◆ **The task**: Scan the records for the word "title". Copy each line that includes it.

◆ **Records to use**:
■ ■ ■ ■ ■
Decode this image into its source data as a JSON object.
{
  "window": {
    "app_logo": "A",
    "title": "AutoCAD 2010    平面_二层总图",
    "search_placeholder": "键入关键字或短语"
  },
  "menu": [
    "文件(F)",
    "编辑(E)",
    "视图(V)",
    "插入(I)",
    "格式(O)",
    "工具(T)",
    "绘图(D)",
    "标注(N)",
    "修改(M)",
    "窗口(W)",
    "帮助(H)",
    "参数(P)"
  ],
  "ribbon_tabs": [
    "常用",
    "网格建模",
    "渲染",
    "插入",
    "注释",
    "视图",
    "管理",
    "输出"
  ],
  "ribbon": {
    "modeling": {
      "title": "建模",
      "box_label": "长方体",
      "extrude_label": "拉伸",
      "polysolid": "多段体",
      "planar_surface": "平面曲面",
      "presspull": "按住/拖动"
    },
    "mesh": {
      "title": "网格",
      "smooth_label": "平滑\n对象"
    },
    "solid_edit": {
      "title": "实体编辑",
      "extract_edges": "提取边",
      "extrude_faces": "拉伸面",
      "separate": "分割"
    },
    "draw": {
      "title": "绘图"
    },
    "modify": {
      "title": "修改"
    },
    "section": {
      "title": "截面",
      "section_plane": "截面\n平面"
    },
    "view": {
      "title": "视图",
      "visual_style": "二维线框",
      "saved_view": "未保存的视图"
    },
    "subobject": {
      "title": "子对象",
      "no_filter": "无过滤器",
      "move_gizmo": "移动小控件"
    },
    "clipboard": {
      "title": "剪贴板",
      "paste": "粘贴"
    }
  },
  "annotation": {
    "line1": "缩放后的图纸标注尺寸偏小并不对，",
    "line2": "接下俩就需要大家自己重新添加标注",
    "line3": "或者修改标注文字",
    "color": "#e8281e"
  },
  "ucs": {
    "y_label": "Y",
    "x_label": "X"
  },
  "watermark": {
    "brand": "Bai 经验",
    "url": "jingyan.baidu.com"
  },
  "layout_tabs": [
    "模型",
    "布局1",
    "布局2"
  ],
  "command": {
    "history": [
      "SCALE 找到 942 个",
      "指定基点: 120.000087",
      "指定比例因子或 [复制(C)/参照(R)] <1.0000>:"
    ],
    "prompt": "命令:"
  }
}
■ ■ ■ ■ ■
◆ **Written reply**:
    "title": "AutoCAD 2010    平面_二层总图",
      "title": "建模",
      "title": "网格",
      "title": "实体编辑",
      "title": "绘图"
      "title": "修改"
      "title": "截面",
      "title": "视图",
      "title": "子对象",
      "title": "剪贴板",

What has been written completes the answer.